However, I knew rehab was coming.  And I was terrified.

Friday, April 5, 2013

A BIG experience.

I shared this story of what happened to me yesterday on Facebook and it got quite the response.  I figured I'd share it with my blog readers...

I paid for the McDonald's for the car behind me today in the drive through. The woman ended up following me all the way to the gym...she got out of her car sobbing and hugged me. The McDonald's was dinner for her children. She was bringing it home for them to eat and enjoy while she went upstairs and took her own life. Her husband left her for another woman and she is broke and hopeless. I sat with her in the gym parking lot for an hour and a half telling her about my God and how he spared me during nec fasc. I told her how bad things had gotten for me, but God walked me through it and never left my side. I prayed for her right there and offered to watch her kids so she can have a break. I gave her a spa gift card I had in my wallet, and I'm watching her babies next Thursday. True story. Pay it forward.

I told Jon what happened last night when he came over after work.  He didn't say much at first...he just watched me as I was talking and shook his head.  I saw tears in his eyes and he started asking me questions... Why did you think to do that?  I told him, I don't know... I've wanted to do that for awhile and when I looked in my rearview mirror at the car behind me, I saw the woman behind the wheel lay her head down on the steering wheel.  She kept wiping her eyes, too.  I don't know if it was just instinct or common human nature, but something tells me it was a whisper from God.  God is very much present and living on Earth.  We might not see him physically, but we see him everywhere, if we really open our eyes and look around.  Just look at the way the flowers bloom in Spring, or how the seasons change and the days get longer, so that as children, we are able to play outside longer in the summer.  Just look at the way people find it in their hearts to adopt a dog that needs a home from the pound.  Just look at the way God put you in the right place at the right time so that you'd meet the person that would one day become your husband or your wife.  Just look at the way you prayed for a girl with necrotizing fasciitis who wasn't supposed to live, and she lived and she got to keep her leg, too.  Sometimes it is so hard to see God, but He is there, and listening to a whisper might just save someone's life.  I believe that  people are put on Earth to take care of each other.  "We Belong To Each Other."-G.M*.

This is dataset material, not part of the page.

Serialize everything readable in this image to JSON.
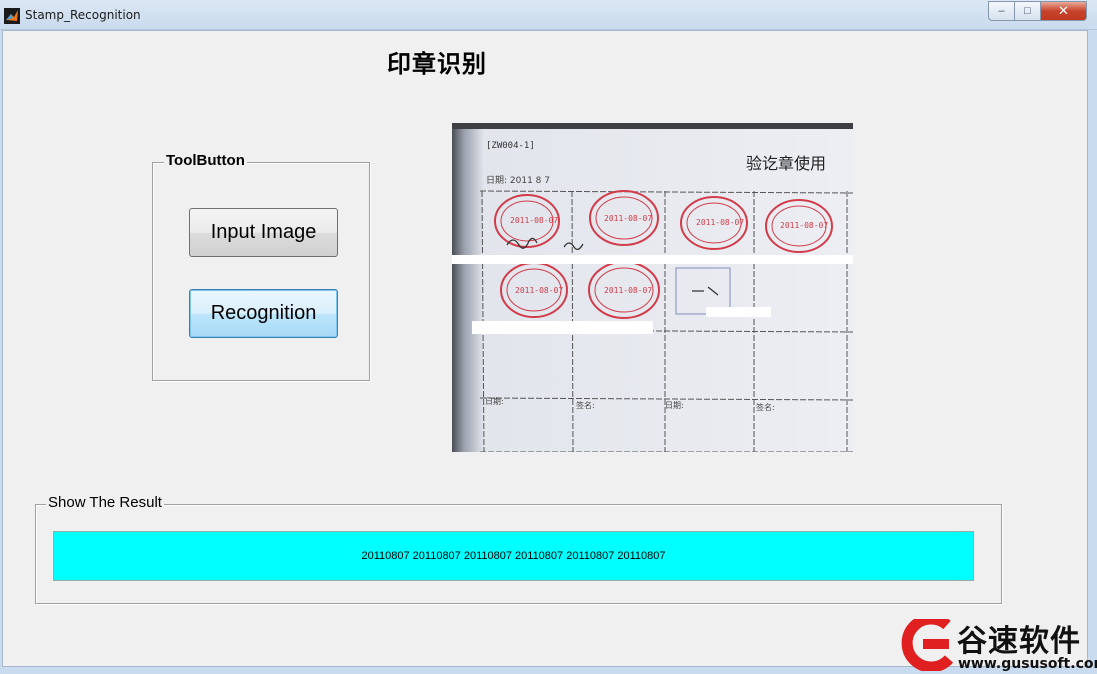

Jon then asked me, "Why the happy meals?"  The woman's plan, yesterday, was to get happy meals for her children so that they'd be happy and occupied when she went upstairs to swallow the pills.  She also told me that she wanted the kids to remember that their mama bought them happy meals before she died.  She wanted them to know that she loved them.  I hurt in my heart when she told me this.  I knew this mama loved her babies.  She hurt so bad that she felt there was no other way.  I told her that I understood how it feels to be at the bottomest of bottoms.  I told her my story... about the hell....and about the heaven.  I told her that when I lost my hair, I spent a week crying on the bathroom floor.  I told her that Jon held me for hours and we cried together.  I told her that I lived.  I survived.  And I'm stronger now.  I told her that I had to go to my bridal shower in a walker.  And I won't be able to wear a bikini on my honeymoon, because my scars are everywhere.  And then I told her about all of you guys.  All of you guys who prayed for me and saved my life and my leg.  I told her that maybe God put me on medical leave from work so that I could help her out.  I told her I'll watch her babies anytime she needs a break.  I gave her my gift card to the spa and I'm going to watch her babies for her so she can go get pretty.  I gave her my phone number and made her promise she'd call me if she felt like taking those pills again.

I hope that eventually I'll get her to go get professional help.  Because even though "We Belong To Each Other" (G.M.*), sometimes we need bigger help than our friends can give us.

I am so thankful that I decided to get that McDonald's diet coke yesterday.